Does this method work to stream video through a PDF on the iPad or only a computer? I am using the widget and instructions above. The video plays fine in the PDF when viewing from my desktop, but when attempting to view the video in the PDF file on the iPad (using Adobe Reader app), the video is simply a rectangle with a black border, white fill, and a small play button that doesnt work. SO, when tapping the button to play, nothing happens.
Here is what I am doing:
From Acrobat Pro X,
- Selecting Content>Multimedia>Video
- Drawing the video player on the page
- Entering the ul. Here is a mock example: (note: this is a Sharepoint if it matters...)
4. Saving the file
5. Open in Acrobat 9 PDF viewer on the computer, video plays fine.
6. Open the PDF in Adobe Reader app on iPad, video does not play or respond in any way to tapping.
As per my previous reply, iPad does not support Flash Player, which is currently required in order to display any type of Rich Media Annotation in a PDF file.
Provided the video is in a supported format and has a public URI, you could include a simple text link to the MP4 file within your PDF, and let the iPad handle it via the usual browser methods - but it won't play inside the PDF document.
Thank you for the quick response. I misunderstood. I was thinking that by using the widget and an H2.64 video for iPad (mp4) that together it was creating streaming video in a PDF that is not converted to Flash or swf, which as pointed out is not compatible with iPad. So, the pupose of the widget is that it allows streaming of video (e.g. mp4) for a PDF viewed on a computer vs. embedding the actual video in the PDF? ..and it still converts the video to Flash?
My goal is to have an iPad workbook of sorts w/ a video player that is streaming the video vs embedding it.
- I tried creating an epub using InDesign, which allowed me to embed the mp4 and played on the iPad fine in iBooks, but it makes the epub file large and I'd rather stream the video.
- When using the "place a video from url option" in InDesign, the epub will not play the video in iBooks and only shows the poster image.
Do you have any recommendations or even other Adobe tools that will help accomplish my goal?
When you insert a Rich Media Annotation for an external video in a PDF file, the annotation that is created contains the default videoPlayer.swf widget and a tag to pass that widget the URI of your video file. The file itself is not embedded and is of course not altered in any way, but Adobe Reader can only play back the video by loading the SWF widget - there is no 'native' video player tool in Adobe Reader on any platform.
Because iOS doesn't support Flash or JS, Adobe Reader on iOS ignores RMA content completely even if the video file or URI would itself be understood by external programs on your iOS device. This may change in future, but right now the only way to get a video to appear on an iPad is to send it as a standalone asset.
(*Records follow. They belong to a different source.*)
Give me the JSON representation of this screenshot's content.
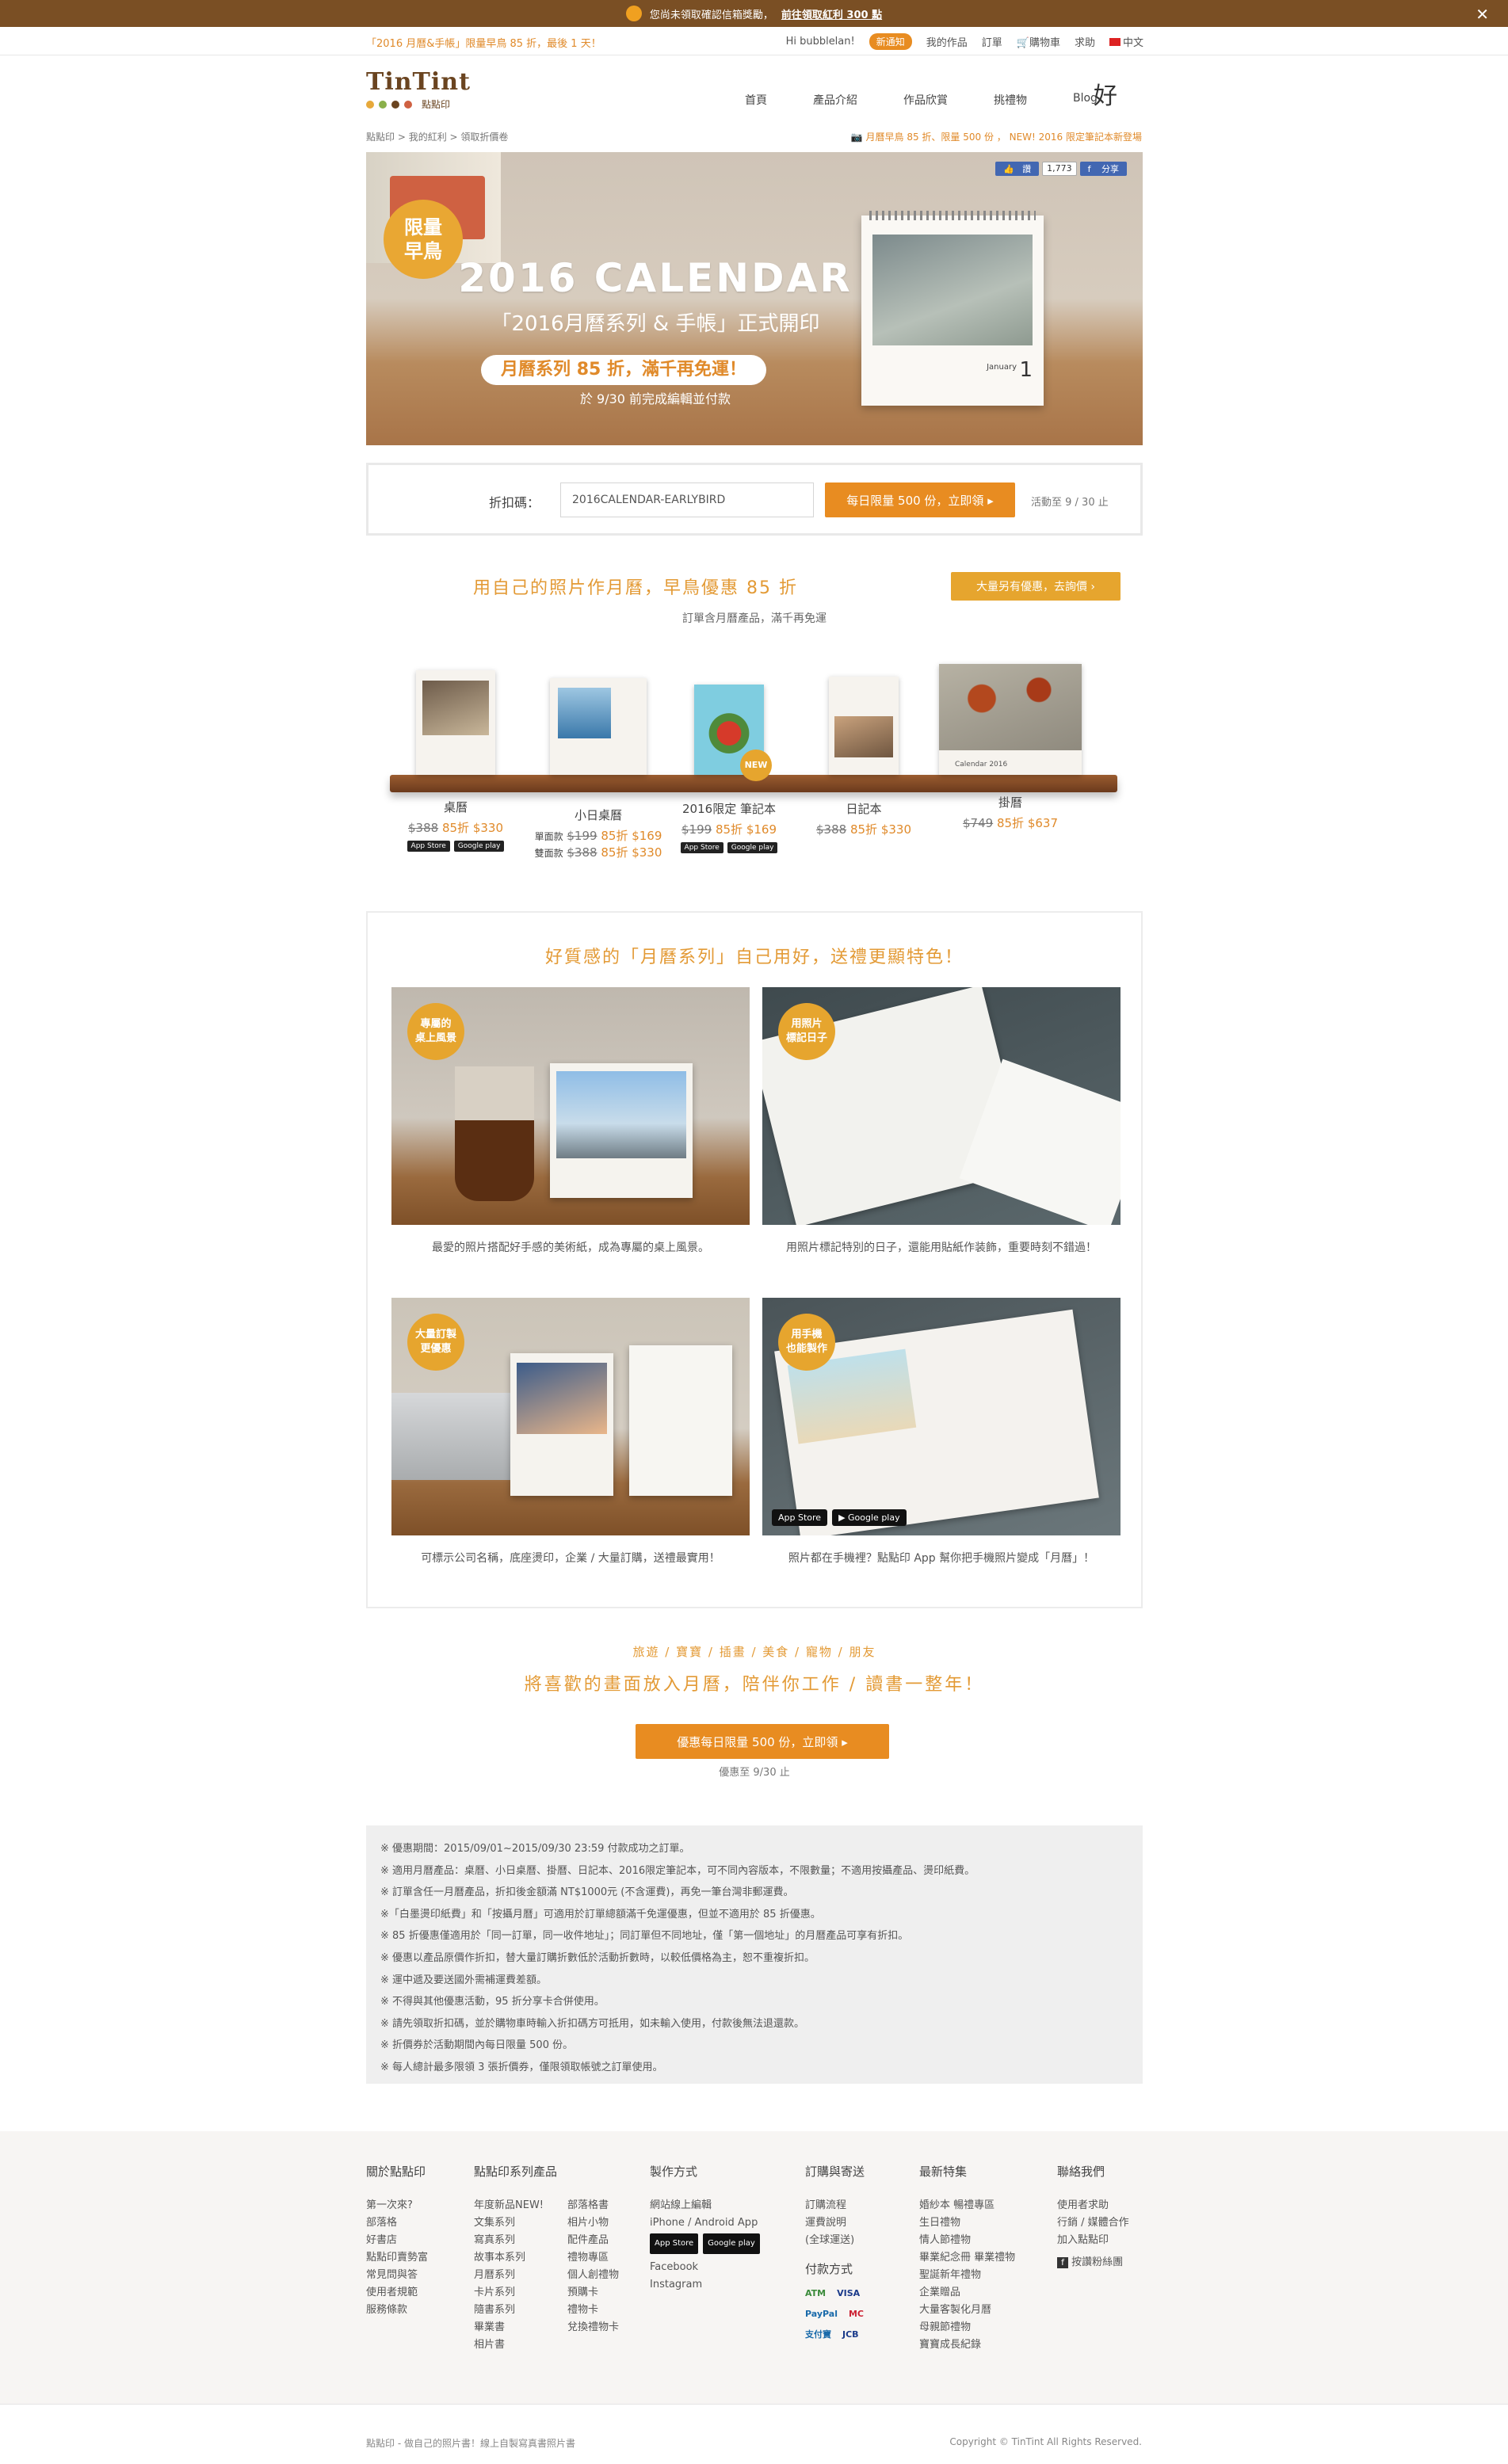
{
  "topbar": {
    "text": "您尚未領取確認信箱獎勵，",
    "link": "前往領取紅利 300 點",
    "close": "✕"
  },
  "header": {
    "promo": "「2016 月曆&手帳」限量早鳥 85 折，最後 1 天！",
    "greeting": "Hi bubblelan!",
    "notice_badge": "新通知",
    "links": [
      "我的作品",
      "訂單",
      "購物車",
      "求助",
      "中文"
    ],
    "logo": "TinTint",
    "logo_sub": "點點印",
    "nav": [
      "首頁",
      "產品介紹",
      "作品欣賞",
      "挑禮物",
      "Blog"
    ],
    "good_store": "好",
    "breadcrumb": [
      "點點印",
      "我的紅利",
      "領取折價卷"
    ],
    "news": "月曆早鳥 85 折、限量 500 份 ， NEW! 2016 限定筆記本新登場"
  },
  "hero": {
    "seal": [
      "限量",
      "早鳥"
    ],
    "title": "2016 CALENDAR",
    "subtitle": "「2016月曆系列 & 手帳」正式開印",
    "pill": "月曆系列 85 折，滿千再免運！",
    "note": "於 9/30 前完成編輯並付款",
    "cal_month": "January",
    "cal_day": "1",
    "share": [
      "讚",
      "1,773",
      "分享"
    ]
  },
  "discount": {
    "label": "折扣碼：",
    "code": "2016CALENDAR-EARLYBIRD",
    "button": "每日限量 500 份，立即領 ▸",
    "until": "活動至 9 / 30 止"
  },
  "section1": {
    "title": "用自己的照片作月曆，早鳥優惠 85 折",
    "bulk_button": "大量另有優惠，去詢價 ›",
    "sub": "訂單含月曆產品，滿千再免運",
    "products": [
      {
        "name": "桌曆",
        "lines": [
          {
            "old": "$388",
            "new": "85折 $330"
          }
        ],
        "stores": true
      },
      {
        "name": "小日桌曆",
        "lines": [
          {
            "pre": "單面款",
            "old": "$199",
            "new": "85折 $169"
          },
          {
            "pre": "雙面款",
            "old": "$388",
            "new": "85折 $330"
          }
        ],
        "stores": false
      },
      {
        "name": "2016限定 筆記本",
        "lines": [
          {
            "old": "$199",
            "new": "85折 $169"
          }
        ],
        "stores": true,
        "badge": "NEW"
      },
      {
        "name": "日記本",
        "lines": [
          {
            "old": "$388",
            "new": "85折 $330"
          }
        ],
        "stores": false
      },
      {
        "name": "掛曆",
        "lines": [
          {
            "old": "$749",
            "new": "85折 $637"
          }
        ],
        "stores": false,
        "cal_label": "Calendar 2016"
      }
    ],
    "store_labels": [
      "App Store",
      "Google play"
    ]
  },
  "features": {
    "title": "好質感的「月曆系列」自己用好，送禮更顯特色！",
    "items": [
      {
        "badge": [
          "專屬的",
          "桌上風景"
        ],
        "caption": "最愛的照片搭配好手感的美術紙，成為專屬的桌上風景。"
      },
      {
        "badge": [
          "用照片",
          "標記日子"
        ],
        "caption": "用照片標記特別的日子，還能用貼紙作装飾，重要時刻不錯過！"
      },
      {
        "badge": [
          "大量訂製",
          "更優惠"
        ],
        "caption": "可標示公司名稱，底座燙印，企業 / 大量訂購，送禮最實用！"
      },
      {
        "badge": [
          "用手機",
          "也能製作"
        ],
        "caption": "照片都在手機裡？點點印 App 幫你把手機照片變成「月曆」！"
      }
    ],
    "app_labels": [
      "App Store",
      "Google play"
    ]
  },
  "section3": {
    "tags": "旅遊 / 寶寶 / 插畫 / 美食 / 寵物 / 朋友",
    "slogan": "將喜歡的畫面放入月曆，陪伴你工作 / 讀書一整年！",
    "button": "優惠每日限量 500 份，立即領 ▸",
    "until": "優惠至 9/30 止"
  },
  "notes": [
    "※ 優惠期間：2015/09/01~2015/09/30 23:59 付款成功之訂單。",
    "※ 適用月曆產品：桌曆、小日桌曆、掛曆、日記本、2016限定筆記本，可不同內容版本，不限數量；不適用按攝產品、燙印紙費。",
    "※ 訂單含任一月曆產品，折扣後金額滿 NT$1000元 (不含運費)，再免一筆台灣非郵運費。",
    "※「白墨燙印紙費」和「按攝月曆」可適用於訂單總額滿千免運優惠，但並不適用於 85 折優惠。",
    "※ 85 折優惠僅適用於「同一訂單，同一收件地址」；同訂單但不同地址，僅「第一個地址」的月曆產品可享有折扣。",
    "※ 優惠以產品原價作折扣，替大量訂購折數低於活動折數時，以較低價格為主，恕不重複折扣。",
    "※ 運中遞及要送國外需補運費差額。",
    "※ 不得與其他優惠活動，95 折分享卡合併使用。",
    "※ 請先領取折扣碼，並於購物車時輸入折扣碼方可抵用，如未輸入使用，付款後無法退還款。",
    "※ 折價券於活動期間內每日限量 500 份。",
    "※ 每人總計最多限領 3 張折價券，僅限領取帳號之訂單使用。"
  ],
  "footer": {
    "cols": [
      {
        "title": "關於點點印",
        "items": [
          "第一次來?",
          "部落格",
          "好書店",
          "點點印賣勢富",
          "常見問與答",
          "使用者規範",
          "服務條款"
        ]
      },
      {
        "title": "點點印系列產品",
        "a": [
          "年度新品NEW!",
          "文集系列",
          "寫真系列",
          "故事本系列",
          "月曆系列",
          "卡片系列",
          "隨書系列",
          "畢業書",
          "相片書"
        ],
        "b": [
          "部落格書",
          "相片小物",
          "配件產品",
          "禮物專區",
          "個人創禮物",
          "預購卡",
          "禮物卡",
          "兌換禮物卡"
        ]
      },
      {
        "title": "製作方式",
        "items": [
          "網站線上編輯",
          "iPhone / Android App",
          "",
          "Facebook",
          "Instagram"
        ],
        "stores": [
          "App Store",
          "Google play"
        ]
      },
      {
        "title": "訂購與寄送",
        "items": [
          "訂購流程",
          "運費說明",
          "(全球運送)"
        ],
        "title2": "付款方式",
        "pay": [
          [
            "ATM",
            "VISA"
          ],
          [
            "PayPal",
            "MC"
          ],
          [
            "支付寶",
            "JCB"
          ]
        ]
      },
      {
        "title": "最新特集",
        "items": [
          "婚紗本 暢禮專區",
          "生日禮物",
          "情人節禮物",
          "畢業紀念冊 畢業禮物",
          "聖誕新年禮物",
          "企業贈品",
          "大量客製化月曆",
          "母親節禮物",
          "寶寶成長紀錄"
        ]
      },
      {
        "title": "聯絡我們",
        "items": [
          "使用者求助",
          "行銷 / 媒體合作",
          "加入點點印"
        ],
        "fb": "按讚粉絲團"
      }
    ],
    "copy_left": "點點印 - 做自己的照片書！線上自製寫真書照片書",
    "copy_right": "Copyright © TinTint All Rights Reserved."
  },
  "colors": {
    "accent": "#e88c21",
    "gold": "#e6a52e",
    "brown": "#7a4f24"
  }
}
FYI - you refer to 'streaming' but any video delivered by HTTP is not streamed, it's merely downloaded. Streaming implies negotiation between the client and server to provide 'live' frame data at an agreed bandwidth, and is run on entirely different protocols such as RTMP.